What is a Copyright?
A copyright is an exclusive right in the copyright owner to reproduce the work in copies, prepare derivative works based upon the work, distribute copies, and perform and display the work publicly.
Protect Your Original Work.
A copyright protects authors of “original works of authorship,” including literary, dramatic, musical, artistic, and certain other intellectual works. A copyright also protects original works of authorship in two-dimensional creative works such as advertisements, commercial prints, labels, stationary, greeting cards, artwork, cartoons, architectural and technical drawings, computer programs, website content, and weaving and fabric designs.
A copyright also protects original works of authorship in three-dimensional works such as jewelry and belt buckle designs, artificial flowers and plants, stained glass, relief and intaglio prints, sculpture, models, games, and puzzles.
Copyright law typically does not protect names, titles, short phrases or slogans, though there may be some very limited exceptions.
Take Advantage of Copyright Registration.
Copyrights are established as soon as the author fixes an original work in tangible form such as an image on paper, film, computer, or any other tangible material.
However, certain legal advantages of copyright can be obtained only by timely filing of a copyright application with the United States Copyright Office.
By registering the copyright, the author secures a Certificate of Registration which allows the author to sue for copyright infringement in federal court.

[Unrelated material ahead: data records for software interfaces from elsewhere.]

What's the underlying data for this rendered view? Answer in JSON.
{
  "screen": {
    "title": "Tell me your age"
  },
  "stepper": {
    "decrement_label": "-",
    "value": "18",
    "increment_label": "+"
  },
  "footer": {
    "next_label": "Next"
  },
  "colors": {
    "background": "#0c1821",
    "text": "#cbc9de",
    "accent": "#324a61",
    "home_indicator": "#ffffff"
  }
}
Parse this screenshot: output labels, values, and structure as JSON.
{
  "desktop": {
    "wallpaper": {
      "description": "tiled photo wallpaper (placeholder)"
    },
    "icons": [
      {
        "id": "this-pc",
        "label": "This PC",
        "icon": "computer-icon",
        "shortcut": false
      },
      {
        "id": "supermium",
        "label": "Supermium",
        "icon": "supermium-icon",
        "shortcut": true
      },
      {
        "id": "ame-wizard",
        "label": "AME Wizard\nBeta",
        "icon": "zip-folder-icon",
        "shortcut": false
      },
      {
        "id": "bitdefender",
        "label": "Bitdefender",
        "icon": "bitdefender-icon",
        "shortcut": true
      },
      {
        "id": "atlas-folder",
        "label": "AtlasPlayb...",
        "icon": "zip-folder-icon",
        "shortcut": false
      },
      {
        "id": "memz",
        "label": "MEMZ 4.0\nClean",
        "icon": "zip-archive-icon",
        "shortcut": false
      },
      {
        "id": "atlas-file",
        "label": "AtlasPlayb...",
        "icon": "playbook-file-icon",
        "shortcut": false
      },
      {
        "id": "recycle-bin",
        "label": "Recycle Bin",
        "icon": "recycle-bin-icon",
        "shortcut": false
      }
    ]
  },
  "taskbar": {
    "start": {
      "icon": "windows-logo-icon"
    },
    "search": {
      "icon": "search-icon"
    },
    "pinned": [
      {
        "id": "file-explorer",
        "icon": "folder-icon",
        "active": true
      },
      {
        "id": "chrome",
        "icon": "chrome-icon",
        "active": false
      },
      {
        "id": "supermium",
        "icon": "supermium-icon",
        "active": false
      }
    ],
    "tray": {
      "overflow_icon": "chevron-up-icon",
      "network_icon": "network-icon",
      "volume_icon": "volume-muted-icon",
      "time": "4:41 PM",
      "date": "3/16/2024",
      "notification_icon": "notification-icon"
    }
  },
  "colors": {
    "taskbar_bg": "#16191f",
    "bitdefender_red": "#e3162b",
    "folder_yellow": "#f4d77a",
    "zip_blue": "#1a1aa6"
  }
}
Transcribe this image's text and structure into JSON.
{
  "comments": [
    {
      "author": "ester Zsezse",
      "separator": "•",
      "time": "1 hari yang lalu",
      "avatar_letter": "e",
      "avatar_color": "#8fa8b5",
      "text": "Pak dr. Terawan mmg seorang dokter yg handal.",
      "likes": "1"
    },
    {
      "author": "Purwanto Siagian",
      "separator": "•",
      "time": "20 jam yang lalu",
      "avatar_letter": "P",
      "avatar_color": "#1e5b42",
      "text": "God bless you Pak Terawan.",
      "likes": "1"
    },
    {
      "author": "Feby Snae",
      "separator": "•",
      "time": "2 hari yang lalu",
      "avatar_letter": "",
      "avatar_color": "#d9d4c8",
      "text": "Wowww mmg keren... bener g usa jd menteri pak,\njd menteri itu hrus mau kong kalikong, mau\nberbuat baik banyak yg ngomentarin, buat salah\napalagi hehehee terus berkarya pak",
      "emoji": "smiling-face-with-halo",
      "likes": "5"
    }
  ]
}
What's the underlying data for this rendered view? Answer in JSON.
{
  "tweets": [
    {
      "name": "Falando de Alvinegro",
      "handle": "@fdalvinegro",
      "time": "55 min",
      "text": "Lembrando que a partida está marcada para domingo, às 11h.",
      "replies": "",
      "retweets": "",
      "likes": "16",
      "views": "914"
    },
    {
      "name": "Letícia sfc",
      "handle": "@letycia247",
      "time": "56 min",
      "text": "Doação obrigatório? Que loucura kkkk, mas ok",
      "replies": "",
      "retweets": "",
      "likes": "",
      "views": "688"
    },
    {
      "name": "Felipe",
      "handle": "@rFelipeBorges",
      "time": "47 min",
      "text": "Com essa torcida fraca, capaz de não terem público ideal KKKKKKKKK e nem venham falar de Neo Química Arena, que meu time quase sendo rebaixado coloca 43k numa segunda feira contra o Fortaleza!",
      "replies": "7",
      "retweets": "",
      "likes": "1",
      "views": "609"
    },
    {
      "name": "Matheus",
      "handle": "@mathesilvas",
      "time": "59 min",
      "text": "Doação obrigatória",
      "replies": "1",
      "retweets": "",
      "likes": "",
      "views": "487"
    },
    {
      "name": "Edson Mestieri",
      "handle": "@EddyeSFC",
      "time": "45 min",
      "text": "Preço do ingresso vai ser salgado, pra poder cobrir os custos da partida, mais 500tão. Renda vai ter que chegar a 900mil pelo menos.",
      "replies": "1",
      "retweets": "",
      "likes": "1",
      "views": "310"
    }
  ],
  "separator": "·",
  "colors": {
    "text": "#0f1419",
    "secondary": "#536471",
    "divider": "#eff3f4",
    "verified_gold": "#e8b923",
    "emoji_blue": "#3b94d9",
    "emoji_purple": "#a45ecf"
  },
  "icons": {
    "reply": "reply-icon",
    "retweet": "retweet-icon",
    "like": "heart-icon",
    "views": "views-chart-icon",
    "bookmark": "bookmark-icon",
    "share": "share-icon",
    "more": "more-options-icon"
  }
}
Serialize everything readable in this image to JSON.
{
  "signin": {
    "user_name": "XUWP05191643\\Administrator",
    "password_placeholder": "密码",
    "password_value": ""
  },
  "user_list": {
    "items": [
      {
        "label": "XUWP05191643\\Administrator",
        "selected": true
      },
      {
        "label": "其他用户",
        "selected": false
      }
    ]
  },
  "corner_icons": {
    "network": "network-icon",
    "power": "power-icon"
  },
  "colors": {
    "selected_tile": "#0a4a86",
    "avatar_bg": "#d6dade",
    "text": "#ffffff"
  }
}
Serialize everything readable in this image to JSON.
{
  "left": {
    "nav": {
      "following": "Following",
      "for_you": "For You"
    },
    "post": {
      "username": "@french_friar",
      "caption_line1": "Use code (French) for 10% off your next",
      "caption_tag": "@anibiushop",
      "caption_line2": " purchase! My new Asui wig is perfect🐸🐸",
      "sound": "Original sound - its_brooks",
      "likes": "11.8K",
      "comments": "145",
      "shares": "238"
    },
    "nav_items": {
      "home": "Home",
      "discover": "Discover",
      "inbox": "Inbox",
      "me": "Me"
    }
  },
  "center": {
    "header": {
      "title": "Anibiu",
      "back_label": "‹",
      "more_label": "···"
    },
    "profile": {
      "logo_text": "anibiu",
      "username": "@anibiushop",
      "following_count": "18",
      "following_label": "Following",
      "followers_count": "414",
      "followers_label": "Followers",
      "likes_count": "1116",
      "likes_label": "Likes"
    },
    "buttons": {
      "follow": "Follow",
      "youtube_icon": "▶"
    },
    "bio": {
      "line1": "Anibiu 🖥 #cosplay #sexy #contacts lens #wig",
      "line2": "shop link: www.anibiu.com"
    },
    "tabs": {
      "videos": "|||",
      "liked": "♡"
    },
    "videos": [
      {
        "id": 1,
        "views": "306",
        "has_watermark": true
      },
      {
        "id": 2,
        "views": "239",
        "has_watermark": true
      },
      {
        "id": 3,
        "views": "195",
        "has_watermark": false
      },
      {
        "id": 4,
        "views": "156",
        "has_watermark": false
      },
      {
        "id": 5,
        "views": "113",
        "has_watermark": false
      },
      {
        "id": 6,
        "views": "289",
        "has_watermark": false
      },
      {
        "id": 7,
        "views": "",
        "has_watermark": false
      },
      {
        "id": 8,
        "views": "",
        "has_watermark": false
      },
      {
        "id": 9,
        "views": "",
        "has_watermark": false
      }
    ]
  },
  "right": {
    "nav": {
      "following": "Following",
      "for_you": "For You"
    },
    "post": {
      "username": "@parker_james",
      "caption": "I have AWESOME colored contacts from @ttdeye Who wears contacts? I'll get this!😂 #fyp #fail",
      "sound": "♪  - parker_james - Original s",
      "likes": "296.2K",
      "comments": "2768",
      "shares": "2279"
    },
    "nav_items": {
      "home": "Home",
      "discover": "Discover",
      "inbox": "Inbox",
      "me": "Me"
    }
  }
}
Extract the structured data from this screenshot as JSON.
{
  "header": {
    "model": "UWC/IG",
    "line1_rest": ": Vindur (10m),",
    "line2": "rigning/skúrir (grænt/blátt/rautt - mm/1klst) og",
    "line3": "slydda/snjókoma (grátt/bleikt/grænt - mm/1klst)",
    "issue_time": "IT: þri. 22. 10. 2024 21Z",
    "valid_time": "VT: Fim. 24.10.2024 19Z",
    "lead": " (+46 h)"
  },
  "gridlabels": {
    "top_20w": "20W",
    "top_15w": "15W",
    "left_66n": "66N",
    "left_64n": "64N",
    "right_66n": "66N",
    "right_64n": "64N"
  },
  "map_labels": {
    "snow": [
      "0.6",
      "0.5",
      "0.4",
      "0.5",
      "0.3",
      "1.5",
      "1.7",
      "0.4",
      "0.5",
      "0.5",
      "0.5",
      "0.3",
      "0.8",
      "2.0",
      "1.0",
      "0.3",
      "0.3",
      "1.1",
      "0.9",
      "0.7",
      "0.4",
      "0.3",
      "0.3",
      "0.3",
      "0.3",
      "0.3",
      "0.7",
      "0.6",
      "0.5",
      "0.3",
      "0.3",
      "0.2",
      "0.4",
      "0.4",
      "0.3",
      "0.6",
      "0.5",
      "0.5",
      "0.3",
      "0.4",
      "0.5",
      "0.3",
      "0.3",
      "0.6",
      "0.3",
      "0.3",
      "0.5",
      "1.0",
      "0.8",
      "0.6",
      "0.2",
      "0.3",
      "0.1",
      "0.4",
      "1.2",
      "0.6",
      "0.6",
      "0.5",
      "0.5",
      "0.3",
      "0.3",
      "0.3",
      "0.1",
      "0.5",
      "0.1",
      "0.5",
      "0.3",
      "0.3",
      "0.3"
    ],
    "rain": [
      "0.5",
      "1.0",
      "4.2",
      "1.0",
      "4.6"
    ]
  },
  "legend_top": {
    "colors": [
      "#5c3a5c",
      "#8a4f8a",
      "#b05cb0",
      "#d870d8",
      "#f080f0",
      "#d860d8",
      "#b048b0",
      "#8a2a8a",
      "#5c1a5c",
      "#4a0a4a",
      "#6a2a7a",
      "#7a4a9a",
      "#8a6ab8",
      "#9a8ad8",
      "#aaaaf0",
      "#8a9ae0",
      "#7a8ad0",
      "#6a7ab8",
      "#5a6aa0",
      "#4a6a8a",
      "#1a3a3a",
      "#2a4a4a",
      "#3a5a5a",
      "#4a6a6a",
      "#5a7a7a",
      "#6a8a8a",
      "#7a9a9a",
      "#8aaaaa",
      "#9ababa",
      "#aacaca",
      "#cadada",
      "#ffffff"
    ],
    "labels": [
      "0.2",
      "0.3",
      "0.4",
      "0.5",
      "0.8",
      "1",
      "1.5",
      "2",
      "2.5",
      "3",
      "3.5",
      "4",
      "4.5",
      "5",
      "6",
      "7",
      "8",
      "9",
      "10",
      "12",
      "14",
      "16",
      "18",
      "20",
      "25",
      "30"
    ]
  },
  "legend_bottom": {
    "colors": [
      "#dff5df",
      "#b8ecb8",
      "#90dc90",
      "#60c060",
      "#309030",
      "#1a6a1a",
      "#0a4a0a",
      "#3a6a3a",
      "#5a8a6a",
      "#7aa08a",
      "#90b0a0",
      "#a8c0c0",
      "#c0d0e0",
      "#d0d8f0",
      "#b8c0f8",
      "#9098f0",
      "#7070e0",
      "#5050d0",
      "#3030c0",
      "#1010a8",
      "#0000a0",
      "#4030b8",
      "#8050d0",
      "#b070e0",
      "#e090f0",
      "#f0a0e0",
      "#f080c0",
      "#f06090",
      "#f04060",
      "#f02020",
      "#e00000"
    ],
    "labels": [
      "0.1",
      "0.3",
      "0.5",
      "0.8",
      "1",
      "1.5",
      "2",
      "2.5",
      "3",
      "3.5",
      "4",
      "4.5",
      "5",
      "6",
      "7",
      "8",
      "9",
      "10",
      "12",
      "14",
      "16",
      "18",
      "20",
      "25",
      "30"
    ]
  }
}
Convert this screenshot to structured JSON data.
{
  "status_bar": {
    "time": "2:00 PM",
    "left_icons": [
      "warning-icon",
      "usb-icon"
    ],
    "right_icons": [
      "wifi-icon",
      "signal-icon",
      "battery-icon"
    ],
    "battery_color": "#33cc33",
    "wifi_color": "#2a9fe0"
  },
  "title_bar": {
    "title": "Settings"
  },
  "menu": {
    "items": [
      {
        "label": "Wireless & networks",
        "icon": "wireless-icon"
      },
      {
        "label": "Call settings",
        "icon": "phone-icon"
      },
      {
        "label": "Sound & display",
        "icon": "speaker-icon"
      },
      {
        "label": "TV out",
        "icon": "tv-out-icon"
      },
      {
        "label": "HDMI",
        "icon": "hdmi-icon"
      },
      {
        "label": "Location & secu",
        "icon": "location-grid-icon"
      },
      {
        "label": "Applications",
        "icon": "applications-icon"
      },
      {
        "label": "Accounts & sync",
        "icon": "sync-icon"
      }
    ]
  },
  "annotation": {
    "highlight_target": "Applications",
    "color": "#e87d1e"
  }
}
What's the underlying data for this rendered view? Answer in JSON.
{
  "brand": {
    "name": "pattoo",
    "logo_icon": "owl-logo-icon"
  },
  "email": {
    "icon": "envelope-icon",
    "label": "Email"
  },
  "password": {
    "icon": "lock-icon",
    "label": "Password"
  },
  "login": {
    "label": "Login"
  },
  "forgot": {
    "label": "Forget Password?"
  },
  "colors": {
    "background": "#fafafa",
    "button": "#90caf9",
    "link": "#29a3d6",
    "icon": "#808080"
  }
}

No suit for infringement of a copyright can proceed prior to obtaining the Certificate of Registration.
Be Timely and Protected.
Copyright registration within three months of first publication or before infringement occurs makes it much easier to sue and recover money from an individual or entity that infringes on your copyright. Timely registration creates a legal presumption that your copyright is valid and may allow you to recover up to $150,000 (and possibly lawyer fees) without having to prove any actual monetary harm.
Registration of the copyright within five years of first publication is evidence of validity of the copyright and of the facts stated in the Certificate.
Registration of the registered copyright with the United States Customs Service enables the Customs Service to prevent the importation of goods that infringe on your copyrights.